▶ YOUR GOAL
Return the data below in full and exactly, except that the pictures are dropped.

▶ DATASET EXCERPTS
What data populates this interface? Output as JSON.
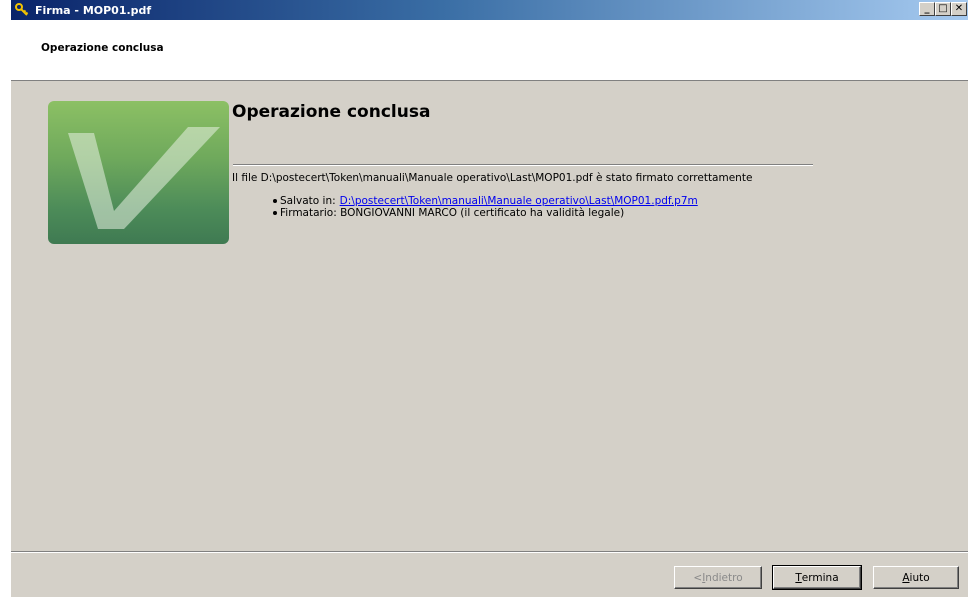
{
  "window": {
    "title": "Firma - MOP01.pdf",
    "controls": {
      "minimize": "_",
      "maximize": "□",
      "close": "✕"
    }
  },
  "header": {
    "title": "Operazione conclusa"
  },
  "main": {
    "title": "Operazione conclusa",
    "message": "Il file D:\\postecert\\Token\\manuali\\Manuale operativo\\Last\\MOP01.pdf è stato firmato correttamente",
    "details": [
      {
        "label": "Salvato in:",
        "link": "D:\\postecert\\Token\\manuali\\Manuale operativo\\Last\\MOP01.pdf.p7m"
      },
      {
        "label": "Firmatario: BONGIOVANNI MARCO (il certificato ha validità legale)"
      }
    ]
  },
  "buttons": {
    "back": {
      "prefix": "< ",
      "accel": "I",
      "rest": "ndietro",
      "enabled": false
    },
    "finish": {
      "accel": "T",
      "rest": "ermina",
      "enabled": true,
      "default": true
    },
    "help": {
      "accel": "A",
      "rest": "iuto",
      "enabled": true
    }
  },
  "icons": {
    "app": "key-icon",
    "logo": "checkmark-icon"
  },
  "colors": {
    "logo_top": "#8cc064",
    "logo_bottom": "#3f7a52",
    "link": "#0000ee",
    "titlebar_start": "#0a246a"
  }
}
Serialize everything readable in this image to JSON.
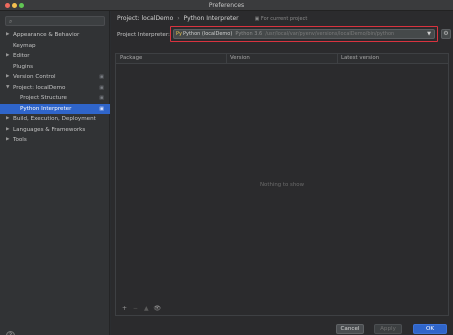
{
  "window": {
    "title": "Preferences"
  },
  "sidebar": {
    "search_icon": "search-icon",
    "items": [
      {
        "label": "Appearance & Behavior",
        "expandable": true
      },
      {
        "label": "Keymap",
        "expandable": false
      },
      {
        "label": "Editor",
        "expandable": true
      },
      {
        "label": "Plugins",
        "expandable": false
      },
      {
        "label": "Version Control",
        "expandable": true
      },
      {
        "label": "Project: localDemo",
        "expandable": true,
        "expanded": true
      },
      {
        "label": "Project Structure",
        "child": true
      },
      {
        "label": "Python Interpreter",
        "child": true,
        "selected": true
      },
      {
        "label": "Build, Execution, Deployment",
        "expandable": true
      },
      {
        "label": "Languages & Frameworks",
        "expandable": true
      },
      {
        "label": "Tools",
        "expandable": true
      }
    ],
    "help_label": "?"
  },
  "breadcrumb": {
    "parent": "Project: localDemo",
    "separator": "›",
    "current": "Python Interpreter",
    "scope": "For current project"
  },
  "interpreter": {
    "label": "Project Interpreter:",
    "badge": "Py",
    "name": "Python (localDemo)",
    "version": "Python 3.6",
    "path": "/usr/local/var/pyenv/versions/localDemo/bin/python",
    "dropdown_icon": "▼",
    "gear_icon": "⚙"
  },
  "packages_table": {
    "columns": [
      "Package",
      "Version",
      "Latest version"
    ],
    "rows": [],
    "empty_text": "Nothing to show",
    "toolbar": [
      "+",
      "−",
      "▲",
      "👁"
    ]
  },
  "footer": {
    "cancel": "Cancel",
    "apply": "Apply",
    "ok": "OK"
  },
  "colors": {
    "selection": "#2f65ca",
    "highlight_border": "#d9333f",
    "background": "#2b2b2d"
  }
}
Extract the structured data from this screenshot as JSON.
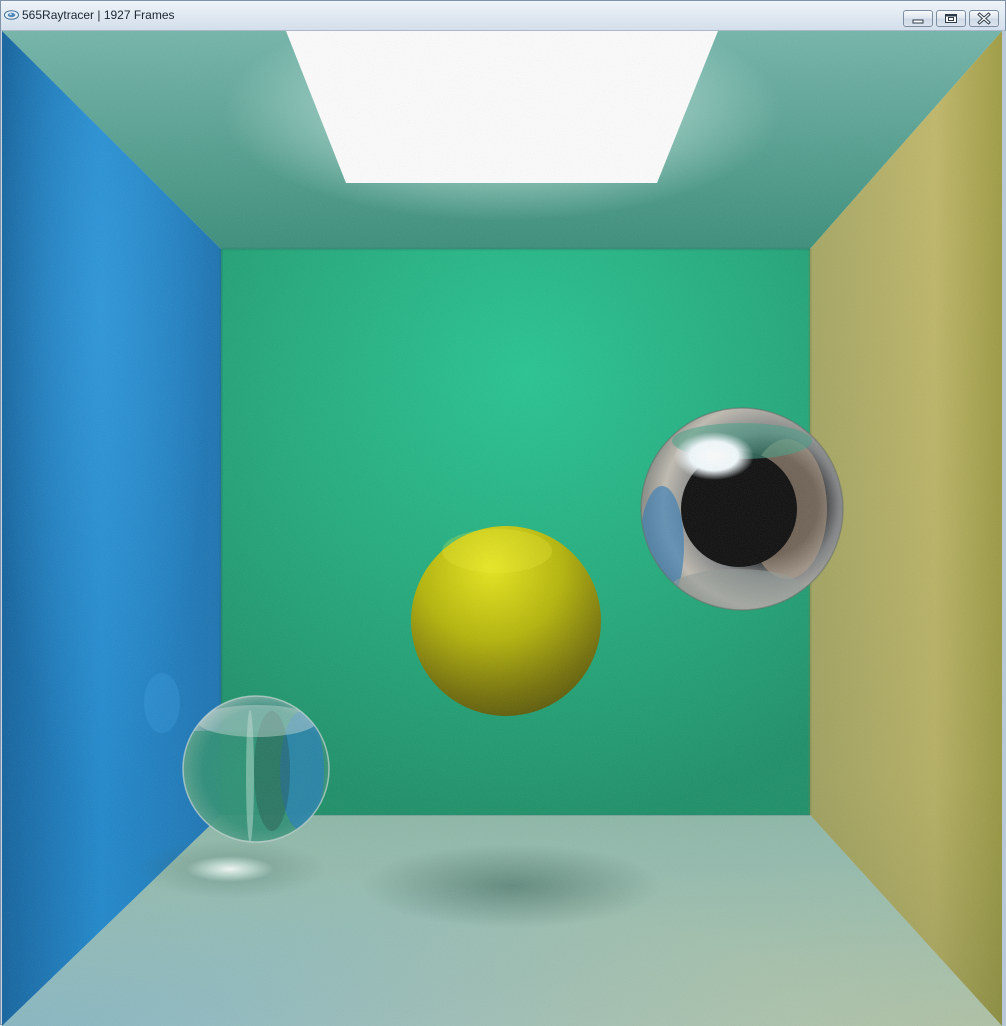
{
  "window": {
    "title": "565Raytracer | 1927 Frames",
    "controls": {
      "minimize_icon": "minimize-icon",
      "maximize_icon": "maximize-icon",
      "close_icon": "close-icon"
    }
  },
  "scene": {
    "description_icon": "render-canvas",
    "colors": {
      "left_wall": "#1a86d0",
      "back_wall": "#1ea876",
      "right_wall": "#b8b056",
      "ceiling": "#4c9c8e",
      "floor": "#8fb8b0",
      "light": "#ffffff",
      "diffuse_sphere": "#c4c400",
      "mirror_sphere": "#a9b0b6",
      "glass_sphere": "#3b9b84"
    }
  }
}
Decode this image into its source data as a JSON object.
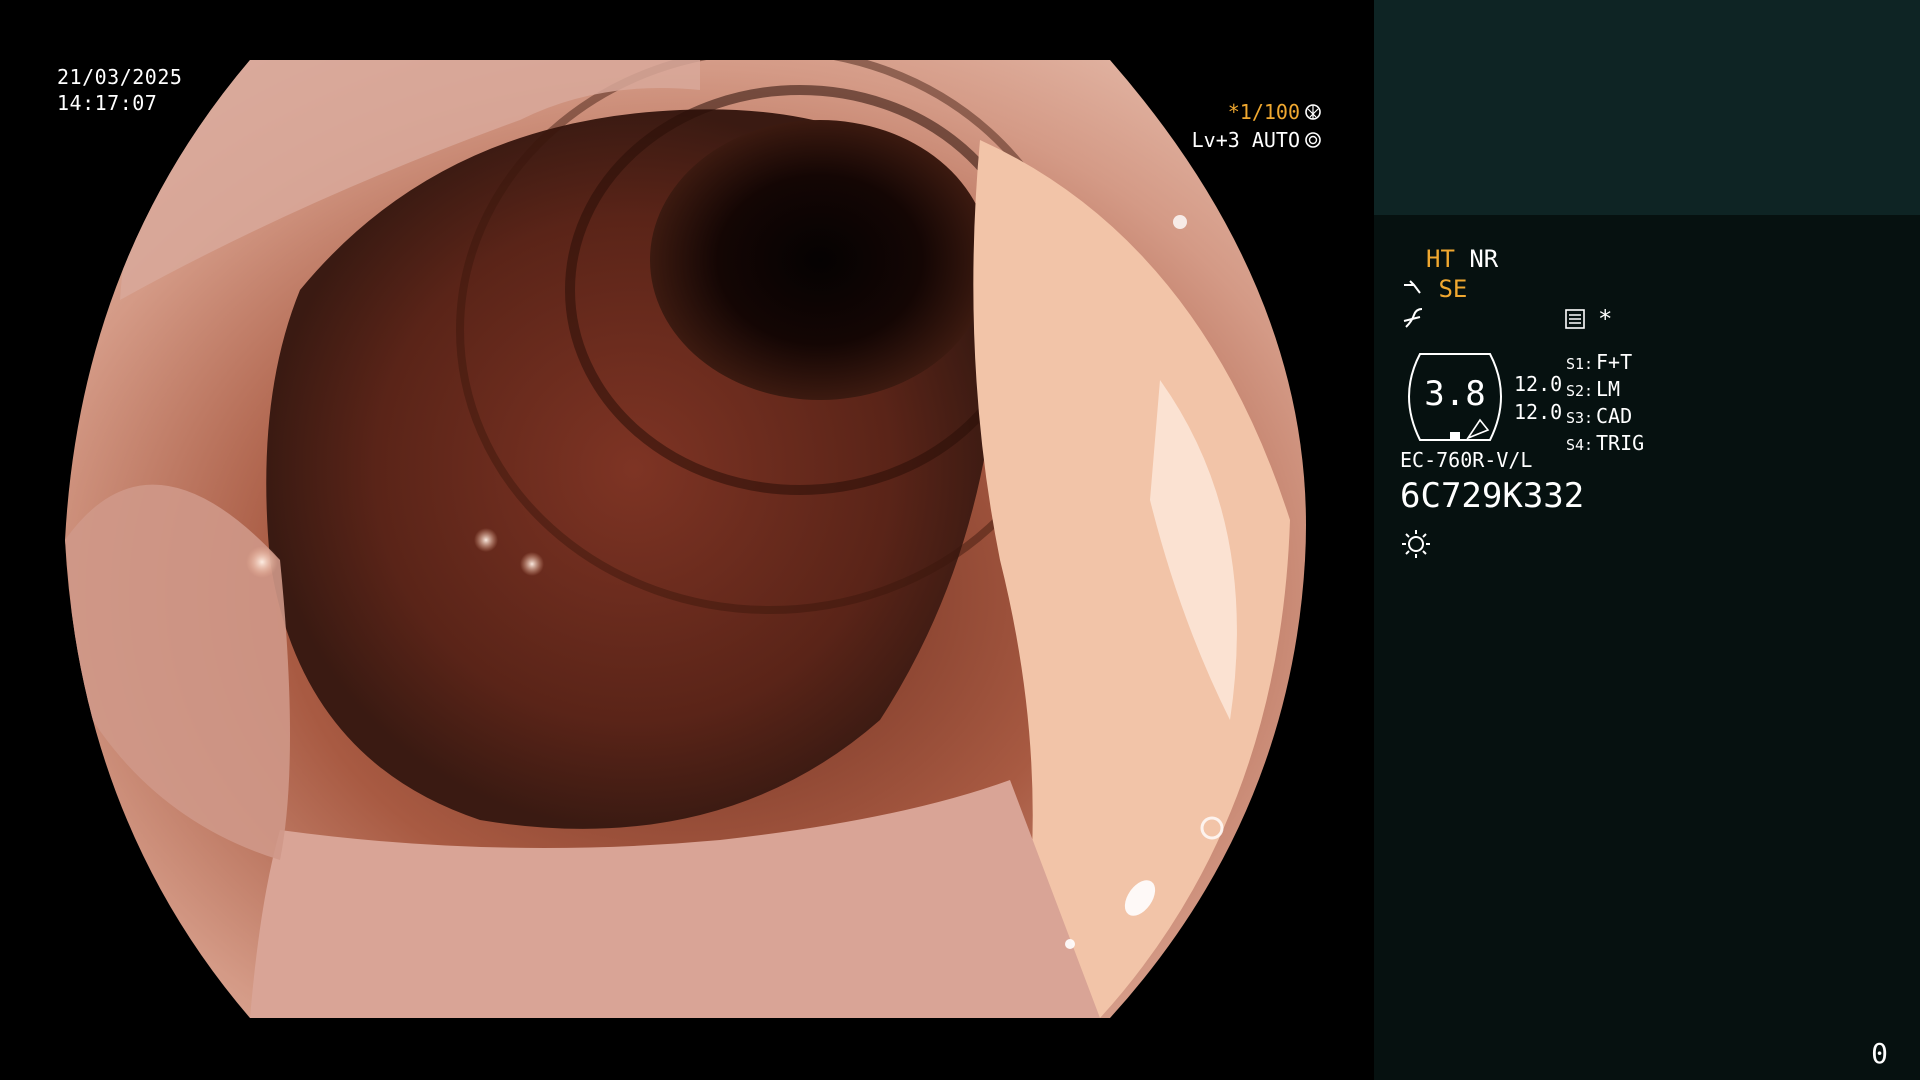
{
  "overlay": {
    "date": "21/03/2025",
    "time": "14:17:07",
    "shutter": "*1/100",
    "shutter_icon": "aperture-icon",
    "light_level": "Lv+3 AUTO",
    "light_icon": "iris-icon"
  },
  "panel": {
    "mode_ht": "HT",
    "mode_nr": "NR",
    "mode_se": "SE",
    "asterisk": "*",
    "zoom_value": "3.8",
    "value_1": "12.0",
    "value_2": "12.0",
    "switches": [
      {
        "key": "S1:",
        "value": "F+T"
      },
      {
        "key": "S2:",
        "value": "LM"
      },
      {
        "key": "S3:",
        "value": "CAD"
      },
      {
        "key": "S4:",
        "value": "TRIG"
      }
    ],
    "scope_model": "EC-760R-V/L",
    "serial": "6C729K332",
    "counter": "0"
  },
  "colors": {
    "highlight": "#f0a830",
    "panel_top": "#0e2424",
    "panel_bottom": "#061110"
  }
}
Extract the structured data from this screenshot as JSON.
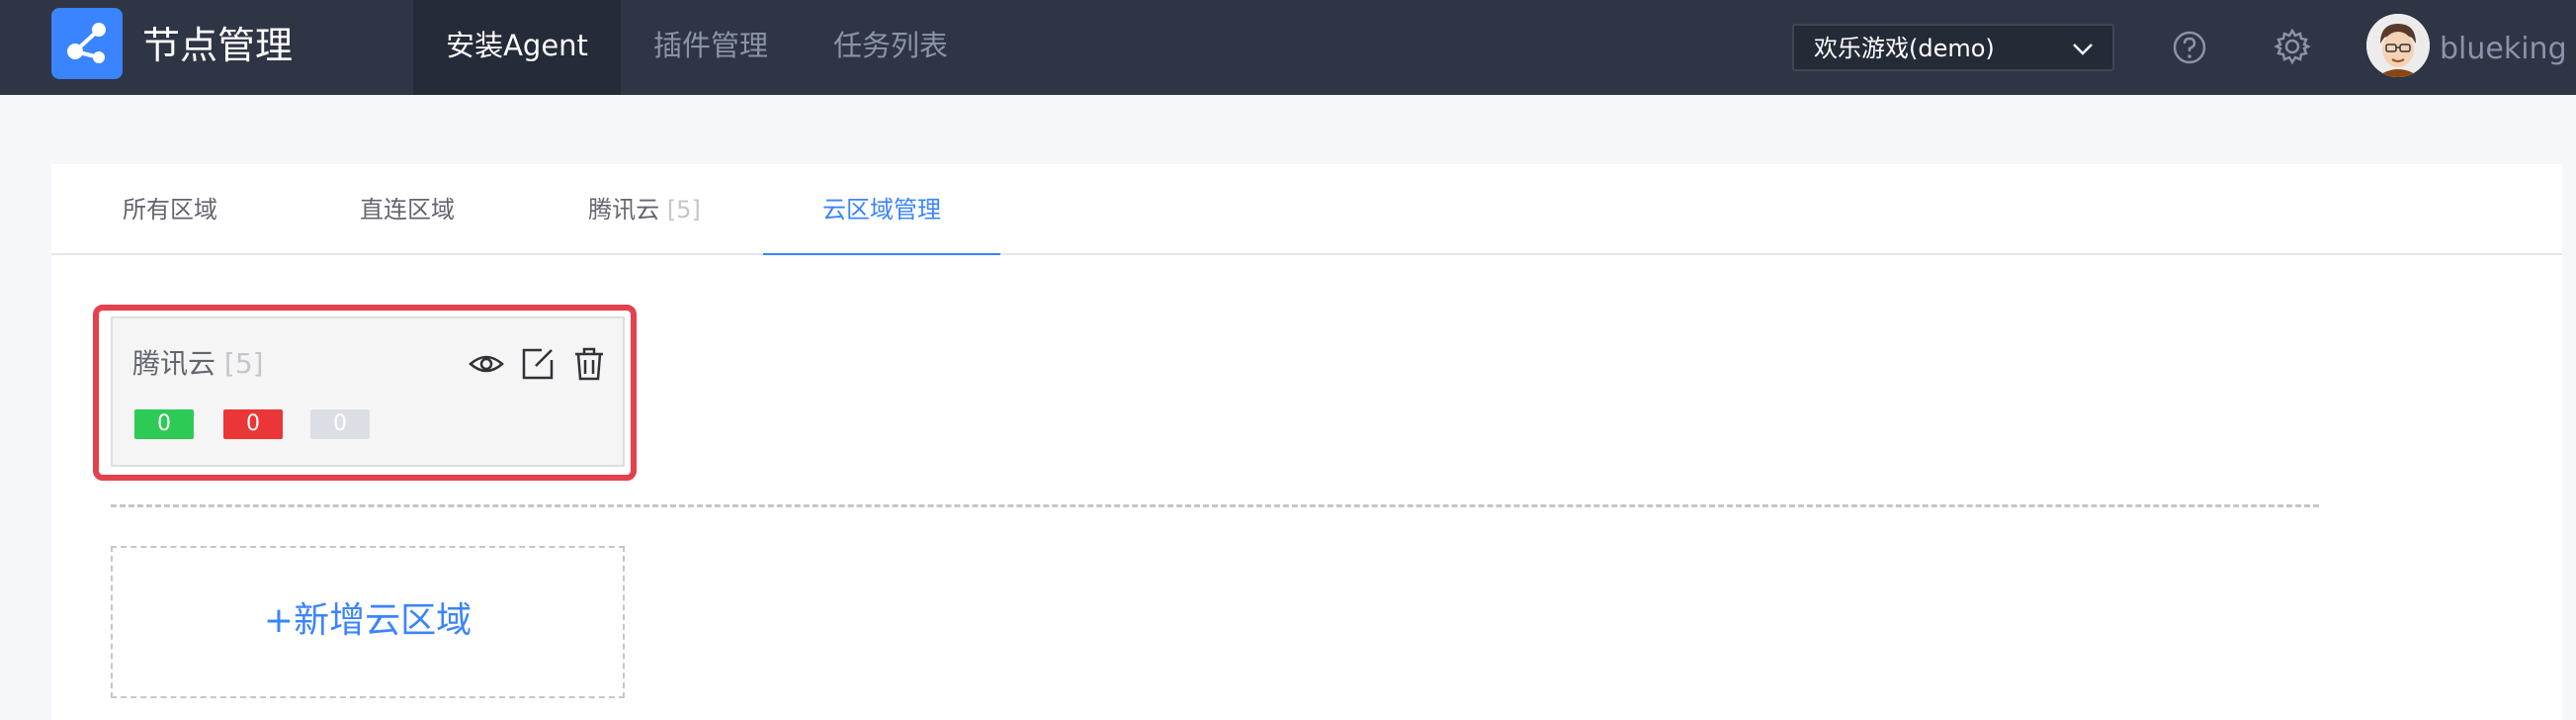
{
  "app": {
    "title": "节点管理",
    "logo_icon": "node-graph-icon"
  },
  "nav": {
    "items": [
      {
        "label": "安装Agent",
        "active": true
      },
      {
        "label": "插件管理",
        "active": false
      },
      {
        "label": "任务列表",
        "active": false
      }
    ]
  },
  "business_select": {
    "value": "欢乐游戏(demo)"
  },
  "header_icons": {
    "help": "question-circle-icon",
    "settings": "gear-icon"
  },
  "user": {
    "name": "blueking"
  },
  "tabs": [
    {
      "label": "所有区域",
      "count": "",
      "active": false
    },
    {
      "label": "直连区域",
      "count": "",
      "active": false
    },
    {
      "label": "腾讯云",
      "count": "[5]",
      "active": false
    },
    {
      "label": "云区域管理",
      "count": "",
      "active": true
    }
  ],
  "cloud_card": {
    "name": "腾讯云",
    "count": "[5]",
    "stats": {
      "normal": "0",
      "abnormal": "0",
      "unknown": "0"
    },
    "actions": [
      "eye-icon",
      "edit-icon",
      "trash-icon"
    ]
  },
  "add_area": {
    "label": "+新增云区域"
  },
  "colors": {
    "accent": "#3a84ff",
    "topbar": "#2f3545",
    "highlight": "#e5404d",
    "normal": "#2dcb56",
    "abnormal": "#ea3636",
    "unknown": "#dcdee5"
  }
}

▶ EXERCISE RESULT
What data populates this interface? Output as JSON.
{
  "window": {
    "title": "Firma - MOP01.pdf",
    "controls": {
      "minimize": "_",
      "maximize": "□",
      "close": "✕"
    }
  },
  "header": {
    "title": "Operazione conclusa"
  },
  "main": {
    "title": "Operazione conclusa",
    "message": "Il file D:\\postecert\\Token\\manuali\\Manuale operativo\\Last\\MOP01.pdf è stato firmato correttamente",
    "details": [
      {
        "label": "Salvato in:",
        "link": "D:\\postecert\\Token\\manuali\\Manuale operativo\\Last\\MOP01.pdf.p7m"
      },
      {
        "label": "Firmatario: BONGIOVANNI MARCO (il certificato ha validità legale)"
      }
    ]
  },
  "buttons": {
    "back": {
      "prefix": "< ",
      "accel": "I",
      "rest": "ndietro",
      "enabled": false
    },
    "finish": {
      "accel": "T",
      "rest": "ermina",
      "enabled": true,
      "default": true
    },
    "help": {
      "accel": "A",
      "rest": "iuto",
      "enabled": true
    }
  },
  "icons": {
    "app": "key-icon",
    "logo": "checkmark-icon"
  },
  "colors": {
    "logo_top": "#8cc064",
    "logo_bottom": "#3f7a52",
    "link": "#0000ee",
    "titlebar_start": "#0a246a"
  }
}
Serialize everything readable in this image to JSON.
{
  "window": {
    "title": "Preferences"
  },
  "sidebar": {
    "search_icon": "search-icon",
    "items": [
      {
        "label": "Appearance & Behavior",
        "expandable": true
      },
      {
        "label": "Keymap",
        "expandable": false
      },
      {
        "label": "Editor",
        "expandable": true
      },
      {
        "label": "Plugins",
        "expandable": false
      },
      {
        "label": "Version Control",
        "expandable": true
      },
      {
        "label": "Project: localDemo",
        "expandable": true,
        "expanded": true
      },
      {
        "label": "Project Structure",
        "child": true
      },
      {
        "label": "Python Interpreter",
        "child": true,
        "selected": true
      },
      {
        "label": "Build, Execution, Deployment",
        "expandable": true
      },
      {
        "label": "Languages & Frameworks",
        "expandable": true
      },
      {
        "label": "Tools",
        "expandable": true
      }
    ],
    "help_label": "?"
  },
  "breadcrumb": {
    "parent": "Project: localDemo",
    "separator": "›",
    "current": "Python Interpreter",
    "scope": "For current project"
  },
  "interpreter": {
    "label": "Project Interpreter:",
    "badge": "Py",
    "name": "Python (localDemo)",
    "version": "Python 3.6",
    "path": "/usr/local/var/pyenv/versions/localDemo/bin/python",
    "dropdown_icon": "▼",
    "gear_icon": "⚙"
  },
  "packages_table": {
    "columns": [
      "Package",
      "Version",
      "Latest version"
    ],
    "rows": [],
    "empty_text": "Nothing to show",
    "toolbar": [
      "+",
      "−",
      "▲",
      "👁"
    ]
  },
  "footer": {
    "cancel": "Cancel",
    "apply": "Apply",
    "ok": "OK"
  },
  "colors": {
    "selection": "#2f65ca",
    "highlight_border": "#d9333f",
    "background": "#2b2b2d"
  }
}
Extract the structured data from this screenshot as JSON.
{
  "window": {
    "title": "565Raytracer | 1927 Frames",
    "controls": {
      "minimize_icon": "minimize-icon",
      "maximize_icon": "maximize-icon",
      "close_icon": "close-icon"
    }
  },
  "scene": {
    "description_icon": "render-canvas",
    "colors": {
      "left_wall": "#1a86d0",
      "back_wall": "#1ea876",
      "right_wall": "#b8b056",
      "ceiling": "#4c9c8e",
      "floor": "#8fb8b0",
      "light": "#ffffff",
      "diffuse_sphere": "#c4c400",
      "mirror_sphere": "#a9b0b6",
      "glass_sphere": "#3b9b84"
    }
  }
}
Decode this image into its source data as a JSON object.
{
  "overlay": {
    "date": "21/03/2025",
    "time": "14:17:07",
    "shutter": "*1/100",
    "shutter_icon": "aperture-icon",
    "light_level": "Lv+3 AUTO",
    "light_icon": "iris-icon"
  },
  "panel": {
    "mode_ht": "HT",
    "mode_nr": "NR",
    "mode_se": "SE",
    "asterisk": "*",
    "zoom_value": "3.8",
    "value_1": "12.0",
    "value_2": "12.0",
    "switches": [
      {
        "key": "S1:",
        "value": "F+T"
      },
      {
        "key": "S2:",
        "value": "LM"
      },
      {
        "key": "S3:",
        "value": "CAD"
      },
      {
        "key": "S4:",
        "value": "TRIG"
      }
    ],
    "scope_model": "EC-760R-V/L",
    "serial": "6C729K332",
    "counter": "0"
  },
  "colors": {
    "highlight": "#f0a830",
    "panel_top": "#0e2424",
    "panel_bottom": "#061110"
  }
}
Extract the structured data from this screenshot as JSON.
{
  "app": {
    "title": "节点管理",
    "logo_icon": "node-graph-icon"
  },
  "nav": {
    "items": [
      {
        "label": "安装Agent",
        "active": true
      },
      {
        "label": "插件管理",
        "active": false
      },
      {
        "label": "任务列表",
        "active": false
      }
    ]
  },
  "business_select": {
    "value": "欢乐游戏(demo)"
  },
  "header_icons": {
    "help": "question-circle-icon",
    "settings": "gear-icon"
  },
  "user": {
    "name": "blueking"
  },
  "tabs": [
    {
      "label": "所有区域",
      "count": "",
      "active": false
    },
    {
      "label": "直连区域",
      "count": "",
      "active": false
    },
    {
      "label": "腾讯云",
      "count": "[5]",
      "active": false
    },
    {
      "label": "云区域管理",
      "count": "",
      "active": true
    }
  ],
  "cloud_card": {
    "name": "腾讯云",
    "count": "[5]",
    "stats": {
      "normal": "0",
      "abnormal": "0",
      "unknown": "0"
    },
    "actions": [
      "eye-icon",
      "edit-icon",
      "trash-icon"
    ]
  },
  "add_area": {
    "label": "+新增云区域"
  },
  "colors": {
    "accent": "#3a84ff",
    "topbar": "#2f3545",
    "highlight": "#e5404d",
    "normal": "#2dcb56",
    "abnormal": "#ea3636",
    "unknown": "#dcdee5"
  }
}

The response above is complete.